Don’t know if your jaw deviates? Stand in front of the mirror and keep neutral posture with your head neither tilted up nor down. Neutral head on neck posture can be self assessed by creating a shelf of 4 fingers on one hand under your chin with the pointer finger touching the Adam’s Apple or thyroid cartilage and then see where your chin falls on your hand. If your chin touches the pinky finger (wiggle it up and down to assess), your head is too far forward. Once in neutral head on neck posture, put the tip of your tongue on the roof of your mouth behind the two front teeth and open your mouth only as wide as you can keep your tongue in place without letting it come free. Watch the central line of your mouth or teeth and if dysfunctional movement occurs, you can see the jaw or mandible move out of midline for a moment and come back in, much like making a skewed S curve. This is deviation and it is dysfunctional. When you opened your mouth, did you tilt your head back to make it happen? Check again; this, too, is dysfunctional.

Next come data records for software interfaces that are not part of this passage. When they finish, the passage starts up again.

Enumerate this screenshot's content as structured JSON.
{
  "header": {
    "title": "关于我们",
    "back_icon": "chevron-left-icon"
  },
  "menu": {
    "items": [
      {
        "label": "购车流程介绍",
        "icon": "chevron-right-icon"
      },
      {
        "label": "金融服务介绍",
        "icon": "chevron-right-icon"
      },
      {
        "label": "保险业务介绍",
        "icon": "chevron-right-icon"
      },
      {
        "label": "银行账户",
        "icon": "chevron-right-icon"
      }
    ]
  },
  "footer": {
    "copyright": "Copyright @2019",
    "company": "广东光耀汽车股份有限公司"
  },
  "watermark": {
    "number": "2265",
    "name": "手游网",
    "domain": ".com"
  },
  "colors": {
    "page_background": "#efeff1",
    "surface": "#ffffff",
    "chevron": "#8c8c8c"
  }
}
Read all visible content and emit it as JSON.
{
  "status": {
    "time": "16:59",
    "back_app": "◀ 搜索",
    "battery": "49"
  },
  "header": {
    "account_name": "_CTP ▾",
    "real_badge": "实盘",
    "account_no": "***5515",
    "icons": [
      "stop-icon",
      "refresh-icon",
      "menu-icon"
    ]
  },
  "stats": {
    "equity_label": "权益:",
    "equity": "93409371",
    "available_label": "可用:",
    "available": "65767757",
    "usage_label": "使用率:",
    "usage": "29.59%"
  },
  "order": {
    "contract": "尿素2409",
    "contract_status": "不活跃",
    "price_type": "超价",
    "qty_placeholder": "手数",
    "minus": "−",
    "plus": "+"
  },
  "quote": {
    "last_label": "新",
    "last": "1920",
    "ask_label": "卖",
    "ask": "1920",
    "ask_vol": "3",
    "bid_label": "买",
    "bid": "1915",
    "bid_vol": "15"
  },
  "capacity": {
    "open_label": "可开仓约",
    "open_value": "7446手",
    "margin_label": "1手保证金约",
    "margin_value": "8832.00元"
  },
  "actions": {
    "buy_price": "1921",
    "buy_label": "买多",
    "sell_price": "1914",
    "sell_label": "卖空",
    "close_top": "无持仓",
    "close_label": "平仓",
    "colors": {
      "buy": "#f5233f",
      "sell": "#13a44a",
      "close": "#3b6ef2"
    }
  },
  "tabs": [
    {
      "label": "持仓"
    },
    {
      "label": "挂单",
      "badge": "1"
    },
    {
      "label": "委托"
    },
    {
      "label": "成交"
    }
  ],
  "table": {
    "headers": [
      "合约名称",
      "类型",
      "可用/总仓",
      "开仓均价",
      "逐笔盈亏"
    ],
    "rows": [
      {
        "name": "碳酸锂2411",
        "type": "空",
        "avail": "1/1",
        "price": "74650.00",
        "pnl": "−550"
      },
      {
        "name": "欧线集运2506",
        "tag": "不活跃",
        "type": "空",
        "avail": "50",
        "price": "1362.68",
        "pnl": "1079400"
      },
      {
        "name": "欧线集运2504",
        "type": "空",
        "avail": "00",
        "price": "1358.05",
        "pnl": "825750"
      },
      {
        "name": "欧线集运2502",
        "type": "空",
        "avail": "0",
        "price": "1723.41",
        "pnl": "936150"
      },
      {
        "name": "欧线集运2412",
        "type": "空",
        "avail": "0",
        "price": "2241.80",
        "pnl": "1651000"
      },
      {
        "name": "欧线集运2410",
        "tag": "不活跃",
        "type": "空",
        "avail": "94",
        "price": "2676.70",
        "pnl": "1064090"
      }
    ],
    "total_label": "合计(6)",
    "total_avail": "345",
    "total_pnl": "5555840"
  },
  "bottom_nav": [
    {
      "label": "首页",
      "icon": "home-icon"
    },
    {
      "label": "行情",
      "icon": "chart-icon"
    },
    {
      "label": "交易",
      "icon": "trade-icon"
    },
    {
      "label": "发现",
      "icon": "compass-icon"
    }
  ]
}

Improve Your TMD With Physical Therapy
Treatment should include a combination of dental and physical therapy intervention for best results. A dentist will examine for evidence of bruxism and mal-alignment and could make recommendations such as a night guard, maxillary splint, or orthodontics. A physical therapist will work with you to provide a thorough biomechanical analysis and treatment program such as postural training, motor control and strengthening exercises, manual therapy techniques like massage and joint mobilization, training in jaw relaxation including breathing exercises, and education in modifications to food types and ergonomics. For specific exercises and education, it is important to make an appointment with your physical therapist for an evaluation to determine your individual needs. Give us a call or email to get started. We also have great relationships with our local dentists and can refer as needed.
Orofacial pain prospective evaluation and risk assessment study–the OPPERA study. Maixner W, Diatchenko L, Dubner R, Fillingim RB, Greenspan JD, Knott C, Ohrbach R, Weir B, Slade GD. J Pain. 2011 Nov;12(11 Suppl):T4-11.e1-2.